Supplied material

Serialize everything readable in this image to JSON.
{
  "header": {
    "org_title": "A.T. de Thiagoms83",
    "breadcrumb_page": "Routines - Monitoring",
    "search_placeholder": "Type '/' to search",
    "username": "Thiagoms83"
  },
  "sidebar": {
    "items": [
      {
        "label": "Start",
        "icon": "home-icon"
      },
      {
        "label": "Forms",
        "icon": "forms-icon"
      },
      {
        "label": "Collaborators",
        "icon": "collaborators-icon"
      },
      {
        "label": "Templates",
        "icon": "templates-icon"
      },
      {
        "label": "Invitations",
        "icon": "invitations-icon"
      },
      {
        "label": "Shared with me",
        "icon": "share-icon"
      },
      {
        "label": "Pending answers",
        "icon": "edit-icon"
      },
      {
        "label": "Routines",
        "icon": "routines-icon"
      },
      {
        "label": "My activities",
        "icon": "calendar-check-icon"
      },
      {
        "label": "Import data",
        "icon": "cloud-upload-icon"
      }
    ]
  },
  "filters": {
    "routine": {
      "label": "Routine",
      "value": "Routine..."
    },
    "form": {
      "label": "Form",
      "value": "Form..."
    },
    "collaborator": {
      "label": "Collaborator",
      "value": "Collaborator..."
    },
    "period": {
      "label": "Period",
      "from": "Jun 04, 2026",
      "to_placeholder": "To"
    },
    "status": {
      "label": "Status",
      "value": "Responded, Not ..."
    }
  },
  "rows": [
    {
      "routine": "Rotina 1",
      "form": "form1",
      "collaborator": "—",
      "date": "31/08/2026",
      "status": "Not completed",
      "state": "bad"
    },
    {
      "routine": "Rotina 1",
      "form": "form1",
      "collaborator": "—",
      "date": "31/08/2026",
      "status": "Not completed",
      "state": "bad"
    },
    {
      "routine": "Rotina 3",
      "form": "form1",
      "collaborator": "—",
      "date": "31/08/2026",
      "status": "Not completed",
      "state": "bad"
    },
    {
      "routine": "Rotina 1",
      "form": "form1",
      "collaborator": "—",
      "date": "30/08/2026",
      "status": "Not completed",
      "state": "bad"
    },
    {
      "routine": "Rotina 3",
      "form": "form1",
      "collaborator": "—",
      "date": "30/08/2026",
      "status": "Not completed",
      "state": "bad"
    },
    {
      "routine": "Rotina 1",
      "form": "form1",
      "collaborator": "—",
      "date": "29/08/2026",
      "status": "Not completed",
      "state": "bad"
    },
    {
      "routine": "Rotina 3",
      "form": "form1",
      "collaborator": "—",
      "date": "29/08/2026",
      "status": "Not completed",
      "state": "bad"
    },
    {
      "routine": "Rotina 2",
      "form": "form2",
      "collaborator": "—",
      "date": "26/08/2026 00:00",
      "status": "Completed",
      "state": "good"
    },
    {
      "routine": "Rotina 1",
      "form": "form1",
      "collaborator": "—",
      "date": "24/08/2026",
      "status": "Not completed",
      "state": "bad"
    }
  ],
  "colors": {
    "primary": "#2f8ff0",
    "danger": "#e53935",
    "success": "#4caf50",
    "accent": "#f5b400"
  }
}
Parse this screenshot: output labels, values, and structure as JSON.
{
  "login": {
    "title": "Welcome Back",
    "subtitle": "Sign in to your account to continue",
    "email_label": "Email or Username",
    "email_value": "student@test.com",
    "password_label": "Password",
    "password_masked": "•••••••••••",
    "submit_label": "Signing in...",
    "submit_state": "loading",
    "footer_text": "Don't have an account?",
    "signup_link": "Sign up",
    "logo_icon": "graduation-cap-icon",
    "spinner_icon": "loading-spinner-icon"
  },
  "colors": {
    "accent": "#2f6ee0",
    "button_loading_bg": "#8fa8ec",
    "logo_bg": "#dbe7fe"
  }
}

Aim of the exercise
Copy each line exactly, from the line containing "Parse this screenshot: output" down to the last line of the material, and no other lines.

Written response
Parse this screenshot: output labels, values, and structure as JSON.
{
  "login": {
    "title": "Welcome Back",
    "subtitle": "Sign in to your account to continue",
    "email_label": "Email or Username",
    "email_value": "student@test.com",
    "password_label": "Password",
    "password_masked": "•••••••••••",
    "submit_label": "Signing in...",
    "submit_state": "loading",
    "footer_text": "Don't have an account?",
    "signup_link": "Sign up",
    "logo_icon": "graduation-cap-icon",
    "spinner_icon": "loading-spinner-icon"
  },
  "colors": {
    "accent": "#2f6ee0",
    "button_loading_bg": "#8fa8ec",
    "logo_bg": "#dbe7fe"
  }
}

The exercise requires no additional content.